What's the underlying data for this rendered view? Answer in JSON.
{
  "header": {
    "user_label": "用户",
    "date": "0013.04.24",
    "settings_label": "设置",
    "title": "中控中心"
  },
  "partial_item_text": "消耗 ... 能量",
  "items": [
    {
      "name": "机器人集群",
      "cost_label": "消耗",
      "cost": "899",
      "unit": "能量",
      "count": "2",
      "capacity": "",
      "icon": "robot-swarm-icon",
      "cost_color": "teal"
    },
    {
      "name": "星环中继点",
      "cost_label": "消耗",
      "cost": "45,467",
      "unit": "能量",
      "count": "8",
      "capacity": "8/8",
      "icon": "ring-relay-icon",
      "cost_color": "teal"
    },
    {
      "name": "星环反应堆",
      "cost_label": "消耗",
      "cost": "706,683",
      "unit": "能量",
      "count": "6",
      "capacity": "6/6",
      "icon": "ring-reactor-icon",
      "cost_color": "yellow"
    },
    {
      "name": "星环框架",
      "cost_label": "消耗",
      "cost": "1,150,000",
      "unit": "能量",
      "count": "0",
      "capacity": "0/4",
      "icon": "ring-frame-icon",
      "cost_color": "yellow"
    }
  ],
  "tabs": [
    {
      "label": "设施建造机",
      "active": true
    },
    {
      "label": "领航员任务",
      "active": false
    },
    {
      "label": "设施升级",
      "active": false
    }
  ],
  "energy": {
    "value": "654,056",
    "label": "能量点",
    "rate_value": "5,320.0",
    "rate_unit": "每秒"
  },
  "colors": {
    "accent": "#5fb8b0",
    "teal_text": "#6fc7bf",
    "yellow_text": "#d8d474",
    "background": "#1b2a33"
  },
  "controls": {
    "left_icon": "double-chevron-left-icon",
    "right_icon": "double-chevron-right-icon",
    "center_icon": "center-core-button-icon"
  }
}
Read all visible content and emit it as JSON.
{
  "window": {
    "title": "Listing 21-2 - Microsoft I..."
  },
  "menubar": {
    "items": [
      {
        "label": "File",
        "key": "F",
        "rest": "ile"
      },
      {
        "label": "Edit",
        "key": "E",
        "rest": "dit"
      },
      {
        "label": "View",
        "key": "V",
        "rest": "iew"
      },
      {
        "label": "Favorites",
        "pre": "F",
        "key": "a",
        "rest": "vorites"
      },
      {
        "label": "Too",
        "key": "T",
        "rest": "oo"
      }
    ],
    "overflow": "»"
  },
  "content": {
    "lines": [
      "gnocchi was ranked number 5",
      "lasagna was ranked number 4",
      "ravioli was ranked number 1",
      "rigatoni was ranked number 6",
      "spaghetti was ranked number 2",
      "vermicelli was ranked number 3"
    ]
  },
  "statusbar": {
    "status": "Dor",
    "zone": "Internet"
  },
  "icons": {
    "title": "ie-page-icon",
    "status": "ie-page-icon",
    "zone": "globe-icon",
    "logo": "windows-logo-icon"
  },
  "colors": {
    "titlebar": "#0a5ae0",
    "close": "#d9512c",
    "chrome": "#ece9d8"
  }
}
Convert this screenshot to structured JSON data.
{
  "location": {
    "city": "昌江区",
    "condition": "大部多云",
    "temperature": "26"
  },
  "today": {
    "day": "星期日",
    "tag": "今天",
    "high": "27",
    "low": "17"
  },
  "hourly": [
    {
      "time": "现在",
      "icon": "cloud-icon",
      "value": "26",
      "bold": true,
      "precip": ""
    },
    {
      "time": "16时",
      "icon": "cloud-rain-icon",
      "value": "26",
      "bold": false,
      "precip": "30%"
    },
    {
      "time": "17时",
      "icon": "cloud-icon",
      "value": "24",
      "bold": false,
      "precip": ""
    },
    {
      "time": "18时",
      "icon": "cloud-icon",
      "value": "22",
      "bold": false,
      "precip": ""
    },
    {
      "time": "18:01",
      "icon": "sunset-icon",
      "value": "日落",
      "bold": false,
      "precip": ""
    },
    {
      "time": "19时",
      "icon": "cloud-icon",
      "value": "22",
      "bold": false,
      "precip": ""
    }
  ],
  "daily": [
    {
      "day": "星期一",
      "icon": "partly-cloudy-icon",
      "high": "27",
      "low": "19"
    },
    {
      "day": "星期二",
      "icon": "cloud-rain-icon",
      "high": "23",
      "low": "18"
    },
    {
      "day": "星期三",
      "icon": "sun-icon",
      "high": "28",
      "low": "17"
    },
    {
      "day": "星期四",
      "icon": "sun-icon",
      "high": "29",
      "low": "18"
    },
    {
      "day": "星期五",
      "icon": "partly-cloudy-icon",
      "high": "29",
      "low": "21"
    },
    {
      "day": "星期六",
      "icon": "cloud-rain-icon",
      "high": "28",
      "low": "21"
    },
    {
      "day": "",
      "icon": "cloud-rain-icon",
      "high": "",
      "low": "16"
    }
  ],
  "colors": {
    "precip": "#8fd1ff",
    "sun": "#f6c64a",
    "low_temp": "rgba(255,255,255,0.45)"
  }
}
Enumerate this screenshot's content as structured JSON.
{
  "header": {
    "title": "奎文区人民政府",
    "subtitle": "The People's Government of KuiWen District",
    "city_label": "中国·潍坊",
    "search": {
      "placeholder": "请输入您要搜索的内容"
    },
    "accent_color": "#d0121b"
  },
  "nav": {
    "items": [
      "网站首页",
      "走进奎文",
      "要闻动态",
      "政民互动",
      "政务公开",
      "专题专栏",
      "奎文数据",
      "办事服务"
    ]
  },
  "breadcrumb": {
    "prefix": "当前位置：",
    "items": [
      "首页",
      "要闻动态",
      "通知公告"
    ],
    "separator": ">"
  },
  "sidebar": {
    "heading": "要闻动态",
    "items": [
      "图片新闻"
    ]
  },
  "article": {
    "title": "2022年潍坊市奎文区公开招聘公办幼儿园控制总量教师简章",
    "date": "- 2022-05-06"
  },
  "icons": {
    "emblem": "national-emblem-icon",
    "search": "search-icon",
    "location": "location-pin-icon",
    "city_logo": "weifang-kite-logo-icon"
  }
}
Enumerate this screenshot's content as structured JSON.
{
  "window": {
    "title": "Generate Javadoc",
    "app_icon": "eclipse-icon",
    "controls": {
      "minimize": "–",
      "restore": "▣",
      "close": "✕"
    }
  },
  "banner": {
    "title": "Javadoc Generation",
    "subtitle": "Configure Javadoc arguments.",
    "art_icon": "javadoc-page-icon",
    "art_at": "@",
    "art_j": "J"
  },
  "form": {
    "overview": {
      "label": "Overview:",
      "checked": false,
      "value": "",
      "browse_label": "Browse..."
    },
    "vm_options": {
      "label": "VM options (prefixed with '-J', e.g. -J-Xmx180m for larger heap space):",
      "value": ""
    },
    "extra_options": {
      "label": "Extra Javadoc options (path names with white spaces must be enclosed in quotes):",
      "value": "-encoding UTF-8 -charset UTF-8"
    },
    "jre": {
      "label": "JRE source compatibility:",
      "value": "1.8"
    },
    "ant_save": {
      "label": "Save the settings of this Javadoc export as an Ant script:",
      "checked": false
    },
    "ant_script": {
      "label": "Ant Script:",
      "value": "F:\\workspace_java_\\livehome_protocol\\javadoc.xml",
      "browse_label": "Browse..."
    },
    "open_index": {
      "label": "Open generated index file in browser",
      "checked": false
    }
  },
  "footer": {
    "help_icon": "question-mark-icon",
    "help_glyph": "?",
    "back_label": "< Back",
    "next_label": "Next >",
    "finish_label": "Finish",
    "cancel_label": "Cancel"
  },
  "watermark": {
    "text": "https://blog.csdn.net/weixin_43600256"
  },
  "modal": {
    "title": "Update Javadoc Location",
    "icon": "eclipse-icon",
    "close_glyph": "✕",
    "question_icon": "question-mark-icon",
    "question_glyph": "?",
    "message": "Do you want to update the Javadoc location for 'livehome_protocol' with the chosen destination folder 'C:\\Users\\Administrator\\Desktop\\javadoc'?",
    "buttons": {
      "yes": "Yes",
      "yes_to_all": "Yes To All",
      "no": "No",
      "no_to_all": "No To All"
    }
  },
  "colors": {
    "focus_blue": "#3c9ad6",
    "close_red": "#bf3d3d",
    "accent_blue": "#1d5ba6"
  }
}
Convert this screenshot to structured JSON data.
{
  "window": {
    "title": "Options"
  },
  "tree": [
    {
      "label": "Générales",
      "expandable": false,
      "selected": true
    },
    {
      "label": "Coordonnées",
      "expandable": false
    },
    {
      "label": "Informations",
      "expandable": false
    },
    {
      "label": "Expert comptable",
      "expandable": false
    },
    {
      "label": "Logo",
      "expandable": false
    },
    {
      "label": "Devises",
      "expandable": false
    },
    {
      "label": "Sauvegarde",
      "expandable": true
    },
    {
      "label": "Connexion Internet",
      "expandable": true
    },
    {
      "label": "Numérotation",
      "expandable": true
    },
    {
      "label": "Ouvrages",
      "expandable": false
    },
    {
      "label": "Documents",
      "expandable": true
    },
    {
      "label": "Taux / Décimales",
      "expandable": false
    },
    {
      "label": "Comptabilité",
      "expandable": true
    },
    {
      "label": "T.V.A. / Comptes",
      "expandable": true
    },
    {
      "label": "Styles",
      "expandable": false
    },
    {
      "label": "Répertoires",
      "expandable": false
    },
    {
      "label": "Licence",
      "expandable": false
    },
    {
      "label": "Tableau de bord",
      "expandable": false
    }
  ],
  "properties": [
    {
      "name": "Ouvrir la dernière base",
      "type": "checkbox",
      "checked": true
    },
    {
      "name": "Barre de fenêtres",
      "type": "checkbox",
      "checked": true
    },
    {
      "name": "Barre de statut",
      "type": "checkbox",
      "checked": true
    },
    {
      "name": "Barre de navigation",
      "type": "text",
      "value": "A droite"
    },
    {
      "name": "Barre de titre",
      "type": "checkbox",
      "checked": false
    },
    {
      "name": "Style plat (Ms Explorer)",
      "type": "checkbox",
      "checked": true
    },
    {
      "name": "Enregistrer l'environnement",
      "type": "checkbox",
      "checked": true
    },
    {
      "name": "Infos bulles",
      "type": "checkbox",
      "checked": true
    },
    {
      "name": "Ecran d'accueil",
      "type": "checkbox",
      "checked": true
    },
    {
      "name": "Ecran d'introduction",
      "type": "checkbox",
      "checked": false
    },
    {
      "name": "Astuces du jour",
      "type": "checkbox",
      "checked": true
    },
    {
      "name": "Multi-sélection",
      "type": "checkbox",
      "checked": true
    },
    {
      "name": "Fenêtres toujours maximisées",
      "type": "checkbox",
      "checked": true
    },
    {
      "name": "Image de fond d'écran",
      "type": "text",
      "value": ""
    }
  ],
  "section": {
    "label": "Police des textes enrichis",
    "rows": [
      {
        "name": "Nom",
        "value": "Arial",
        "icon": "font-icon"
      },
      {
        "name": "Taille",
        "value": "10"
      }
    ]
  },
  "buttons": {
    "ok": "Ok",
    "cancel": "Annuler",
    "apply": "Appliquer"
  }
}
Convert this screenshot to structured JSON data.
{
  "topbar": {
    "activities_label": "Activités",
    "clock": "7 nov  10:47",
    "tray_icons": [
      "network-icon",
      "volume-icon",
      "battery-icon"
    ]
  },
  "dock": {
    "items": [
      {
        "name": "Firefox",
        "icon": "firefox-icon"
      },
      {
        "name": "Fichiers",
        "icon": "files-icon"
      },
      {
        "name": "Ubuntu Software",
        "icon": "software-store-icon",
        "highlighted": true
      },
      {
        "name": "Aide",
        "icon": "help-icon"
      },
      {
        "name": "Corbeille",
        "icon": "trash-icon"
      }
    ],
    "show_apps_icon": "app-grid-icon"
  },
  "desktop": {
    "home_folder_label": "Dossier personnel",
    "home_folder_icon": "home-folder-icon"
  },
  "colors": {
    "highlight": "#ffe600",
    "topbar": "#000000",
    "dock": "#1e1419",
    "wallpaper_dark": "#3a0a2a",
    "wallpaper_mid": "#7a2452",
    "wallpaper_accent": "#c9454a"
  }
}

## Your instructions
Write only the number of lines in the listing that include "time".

## Task answer
6